(Note in the photo below, how Janelle, far left, is almost completely hidden. Fat is stigmatized; polygamy isn't? As a matter of fact, even her head looks smaller than the rest: I think her entire body has been shrunk down, then relegated to the corner.)

Robyn, well. . . most of the ink spilled lately has been about Robyn, Kody's demure new wife, she who cries at the drop of a hat, has a cuter and slimmer figure than any of them, and is now (surprise!) pregnant. The blown fuse of the other three's expired fertility seemed to give Kody license to look for a fourth table leg so he could continue to dine on a richly-varied sexual diet.

This show is so weird about sex. Though in a way, the show is about sex, or at least patriarchal sexual arrangements that most people would find distasteful, everyone kind of pretends it isn't happening. Kody admonishes the fifteen or so teenagers in the family that they can't be "sexual" until they graduate from high school, or turn thirty, whichever comes first. Telling a teenager not to be "sexual" is like telling them not to blink their eyes. It's practically a recipe for shame as they try to cope (alone) with bodies that don't always co-operate. This is not to mention yet another of the dozens of contradictions in the household: they can't be "sexual", when Kody can roll around with four different chicks, of his own choosing of course, and get them pregnant into the bargain.

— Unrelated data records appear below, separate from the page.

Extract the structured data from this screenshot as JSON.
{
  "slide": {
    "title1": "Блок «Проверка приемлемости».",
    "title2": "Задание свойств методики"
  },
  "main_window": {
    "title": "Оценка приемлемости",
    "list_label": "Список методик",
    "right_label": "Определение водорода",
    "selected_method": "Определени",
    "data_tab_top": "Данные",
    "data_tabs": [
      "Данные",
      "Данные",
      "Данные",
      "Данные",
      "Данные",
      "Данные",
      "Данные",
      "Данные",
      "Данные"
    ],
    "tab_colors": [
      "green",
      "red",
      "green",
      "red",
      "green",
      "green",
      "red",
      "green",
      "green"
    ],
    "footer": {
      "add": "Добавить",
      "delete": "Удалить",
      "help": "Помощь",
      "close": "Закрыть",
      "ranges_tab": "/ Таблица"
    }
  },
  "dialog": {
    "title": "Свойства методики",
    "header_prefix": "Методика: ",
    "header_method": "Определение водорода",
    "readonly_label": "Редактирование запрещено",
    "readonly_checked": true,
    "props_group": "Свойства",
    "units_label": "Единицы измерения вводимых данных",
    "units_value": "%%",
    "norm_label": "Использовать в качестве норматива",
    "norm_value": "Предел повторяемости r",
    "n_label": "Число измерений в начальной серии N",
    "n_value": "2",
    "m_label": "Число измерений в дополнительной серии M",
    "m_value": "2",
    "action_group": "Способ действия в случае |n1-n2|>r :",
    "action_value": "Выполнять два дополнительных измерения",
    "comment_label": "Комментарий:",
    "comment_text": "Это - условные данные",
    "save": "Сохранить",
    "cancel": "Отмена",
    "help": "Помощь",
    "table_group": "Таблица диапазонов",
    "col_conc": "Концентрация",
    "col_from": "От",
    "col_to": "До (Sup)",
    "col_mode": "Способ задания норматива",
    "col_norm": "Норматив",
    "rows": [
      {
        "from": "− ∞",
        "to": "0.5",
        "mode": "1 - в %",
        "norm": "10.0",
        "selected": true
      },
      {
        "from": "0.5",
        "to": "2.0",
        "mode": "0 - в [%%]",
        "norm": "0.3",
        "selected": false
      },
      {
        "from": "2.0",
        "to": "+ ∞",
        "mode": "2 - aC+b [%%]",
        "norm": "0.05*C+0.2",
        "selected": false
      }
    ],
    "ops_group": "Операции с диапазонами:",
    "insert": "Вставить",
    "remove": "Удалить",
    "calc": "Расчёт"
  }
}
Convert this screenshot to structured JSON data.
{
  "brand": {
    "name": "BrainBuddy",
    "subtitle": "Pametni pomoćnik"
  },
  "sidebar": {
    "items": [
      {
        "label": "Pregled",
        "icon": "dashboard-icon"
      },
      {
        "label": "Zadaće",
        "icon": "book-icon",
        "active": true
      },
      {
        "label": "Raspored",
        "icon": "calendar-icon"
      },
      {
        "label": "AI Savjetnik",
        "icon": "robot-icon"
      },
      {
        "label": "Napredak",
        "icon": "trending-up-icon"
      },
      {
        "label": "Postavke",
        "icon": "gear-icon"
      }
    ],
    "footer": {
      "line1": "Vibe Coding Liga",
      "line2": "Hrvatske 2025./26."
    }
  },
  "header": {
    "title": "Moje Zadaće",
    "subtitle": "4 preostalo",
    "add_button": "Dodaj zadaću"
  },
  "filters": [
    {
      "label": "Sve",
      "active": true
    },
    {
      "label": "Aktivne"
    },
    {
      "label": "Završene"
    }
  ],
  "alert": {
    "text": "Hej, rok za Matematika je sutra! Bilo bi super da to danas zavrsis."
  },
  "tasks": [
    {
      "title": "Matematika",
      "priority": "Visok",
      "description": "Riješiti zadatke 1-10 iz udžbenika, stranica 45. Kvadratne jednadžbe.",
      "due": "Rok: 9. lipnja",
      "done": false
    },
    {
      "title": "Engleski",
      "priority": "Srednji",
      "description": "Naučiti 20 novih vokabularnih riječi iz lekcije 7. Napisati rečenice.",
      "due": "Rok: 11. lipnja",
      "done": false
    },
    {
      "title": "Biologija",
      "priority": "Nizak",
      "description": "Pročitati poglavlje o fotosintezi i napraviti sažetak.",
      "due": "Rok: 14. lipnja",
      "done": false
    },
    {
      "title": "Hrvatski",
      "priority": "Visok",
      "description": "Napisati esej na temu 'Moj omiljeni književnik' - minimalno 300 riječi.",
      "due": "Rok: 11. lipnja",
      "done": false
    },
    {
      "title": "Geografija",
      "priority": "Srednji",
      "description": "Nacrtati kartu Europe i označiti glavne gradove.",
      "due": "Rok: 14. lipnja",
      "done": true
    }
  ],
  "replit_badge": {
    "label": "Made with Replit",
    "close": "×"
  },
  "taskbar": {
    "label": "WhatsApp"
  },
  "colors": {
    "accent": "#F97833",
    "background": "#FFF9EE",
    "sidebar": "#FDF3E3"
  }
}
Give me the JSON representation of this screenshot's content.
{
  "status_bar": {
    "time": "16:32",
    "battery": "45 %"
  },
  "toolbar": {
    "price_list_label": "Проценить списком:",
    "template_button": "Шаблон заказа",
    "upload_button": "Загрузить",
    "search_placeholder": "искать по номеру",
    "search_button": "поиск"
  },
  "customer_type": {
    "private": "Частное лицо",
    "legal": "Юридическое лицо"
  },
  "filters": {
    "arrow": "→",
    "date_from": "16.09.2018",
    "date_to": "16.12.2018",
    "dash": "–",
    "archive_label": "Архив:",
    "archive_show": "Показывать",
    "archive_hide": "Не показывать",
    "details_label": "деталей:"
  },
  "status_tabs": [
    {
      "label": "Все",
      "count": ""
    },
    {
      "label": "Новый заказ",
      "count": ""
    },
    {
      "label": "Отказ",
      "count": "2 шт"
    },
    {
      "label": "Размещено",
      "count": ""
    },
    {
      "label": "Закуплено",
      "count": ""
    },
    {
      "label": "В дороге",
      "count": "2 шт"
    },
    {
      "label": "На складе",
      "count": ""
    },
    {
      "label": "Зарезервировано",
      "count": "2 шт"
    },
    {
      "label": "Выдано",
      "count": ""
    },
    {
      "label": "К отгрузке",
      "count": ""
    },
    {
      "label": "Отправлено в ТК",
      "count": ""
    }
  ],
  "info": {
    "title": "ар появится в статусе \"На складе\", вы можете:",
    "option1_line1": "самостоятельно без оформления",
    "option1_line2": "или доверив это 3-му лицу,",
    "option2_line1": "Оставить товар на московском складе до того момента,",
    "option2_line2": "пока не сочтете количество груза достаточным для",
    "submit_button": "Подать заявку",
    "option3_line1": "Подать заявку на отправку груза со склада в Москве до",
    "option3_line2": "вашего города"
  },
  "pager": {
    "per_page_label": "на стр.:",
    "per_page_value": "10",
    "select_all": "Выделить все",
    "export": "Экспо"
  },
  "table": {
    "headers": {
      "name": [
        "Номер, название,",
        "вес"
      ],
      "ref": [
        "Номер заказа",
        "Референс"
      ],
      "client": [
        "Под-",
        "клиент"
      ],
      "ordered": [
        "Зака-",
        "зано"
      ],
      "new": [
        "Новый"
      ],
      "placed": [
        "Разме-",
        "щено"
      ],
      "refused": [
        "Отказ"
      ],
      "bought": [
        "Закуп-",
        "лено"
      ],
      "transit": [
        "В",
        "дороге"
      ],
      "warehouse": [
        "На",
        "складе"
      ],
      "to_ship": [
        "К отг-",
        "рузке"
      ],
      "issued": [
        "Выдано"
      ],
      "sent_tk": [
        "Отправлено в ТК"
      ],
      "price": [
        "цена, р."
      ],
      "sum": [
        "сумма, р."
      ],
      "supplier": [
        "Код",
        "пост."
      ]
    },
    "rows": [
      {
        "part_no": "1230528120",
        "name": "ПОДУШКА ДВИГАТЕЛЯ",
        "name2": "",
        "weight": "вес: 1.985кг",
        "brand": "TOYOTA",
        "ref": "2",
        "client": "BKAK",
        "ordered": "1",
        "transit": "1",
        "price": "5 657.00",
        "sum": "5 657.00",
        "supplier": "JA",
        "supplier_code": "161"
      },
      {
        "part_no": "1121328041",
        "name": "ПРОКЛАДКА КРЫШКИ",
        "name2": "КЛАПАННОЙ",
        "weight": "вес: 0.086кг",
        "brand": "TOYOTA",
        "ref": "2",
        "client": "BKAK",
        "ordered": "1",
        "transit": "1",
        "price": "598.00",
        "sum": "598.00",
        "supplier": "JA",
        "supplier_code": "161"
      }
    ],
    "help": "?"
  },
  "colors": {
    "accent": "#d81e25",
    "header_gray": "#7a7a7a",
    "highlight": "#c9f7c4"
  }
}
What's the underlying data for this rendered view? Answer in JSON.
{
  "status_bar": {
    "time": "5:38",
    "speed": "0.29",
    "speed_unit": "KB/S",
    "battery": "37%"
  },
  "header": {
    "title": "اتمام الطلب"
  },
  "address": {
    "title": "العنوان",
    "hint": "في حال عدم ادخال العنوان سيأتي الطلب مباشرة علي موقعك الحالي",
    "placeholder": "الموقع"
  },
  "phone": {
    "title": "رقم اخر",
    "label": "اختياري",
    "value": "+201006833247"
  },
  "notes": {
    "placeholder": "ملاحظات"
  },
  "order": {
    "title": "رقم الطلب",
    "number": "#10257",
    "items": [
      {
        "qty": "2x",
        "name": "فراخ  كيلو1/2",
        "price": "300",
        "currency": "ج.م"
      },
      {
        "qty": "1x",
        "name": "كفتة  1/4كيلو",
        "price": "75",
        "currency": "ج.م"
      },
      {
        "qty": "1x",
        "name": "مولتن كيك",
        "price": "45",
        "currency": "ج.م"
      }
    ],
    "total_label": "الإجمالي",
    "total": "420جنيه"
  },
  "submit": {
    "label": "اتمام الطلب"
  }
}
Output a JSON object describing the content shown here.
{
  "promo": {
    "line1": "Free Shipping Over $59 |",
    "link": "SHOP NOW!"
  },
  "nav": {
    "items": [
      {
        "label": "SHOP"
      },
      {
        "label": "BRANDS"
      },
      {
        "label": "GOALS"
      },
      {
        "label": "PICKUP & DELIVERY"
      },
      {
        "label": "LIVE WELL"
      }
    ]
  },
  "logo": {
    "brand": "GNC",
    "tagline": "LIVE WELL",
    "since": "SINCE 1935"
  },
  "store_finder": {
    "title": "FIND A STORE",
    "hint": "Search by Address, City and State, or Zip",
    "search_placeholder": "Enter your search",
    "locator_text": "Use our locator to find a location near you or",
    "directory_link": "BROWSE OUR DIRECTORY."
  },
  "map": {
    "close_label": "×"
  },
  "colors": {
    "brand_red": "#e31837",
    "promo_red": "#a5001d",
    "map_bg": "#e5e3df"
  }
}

This past episode featured the Brown family, now trying to maintain four large houses in Las Vegas on no income, going on a furniture-buying binge. For a fundamentalist family who supposedly lives for their faith, this clan is awfully materialistic (and hardly ever mentions God or prayer or anything spiritual, except for having their kids join a Presbyterian youth group "as a social outlet").

TV has become something of a freak show, with two-foot-tall doctors delivering babies not much bigger than they are, people cramming their houses up to the ceiling with foul garbage, and (even) so-called mediums with grating voices telling gullible clients, "Oh yes, I see him standing right there in front of you!" while their eyes brim over with gratitude and hopeless hope.

Network TV isn't much better, with shows like Pan Am and The Playboy Club trying unsuccessfully to coat-tail on Mad Men's phenomenally original influence. (And by the way, why in HELL'S name do we have to wait until February to see Season 5 of Mad Men? Whose brilliantly shitty idea was that? Don't they realize how much momentum they will lose by then? The show is committing suicide, but only because its creator Matthew Weiner is having a prima donna hissy-fit over commercial time.)

So. . . the one truly watchable show is being withheld, with perhaps fatal results. I will admit that my habit of watching Hoarders and Sister Wives and junk like that is about as healthy and justifiable as eating massive amounts of movie popcorn saturated with salt and "golden topping".

But when SW runs out of steam, which it might when the last wife finally passes through menopause and the seventh house explodes, there's always Sister Wives: The Musical!, featuring those merry wives of Kody doing high-kicks and pole-dancing in a joyous celebration of how love should be "multiplied, not divided".

Until the law arrives, and subtracts them all.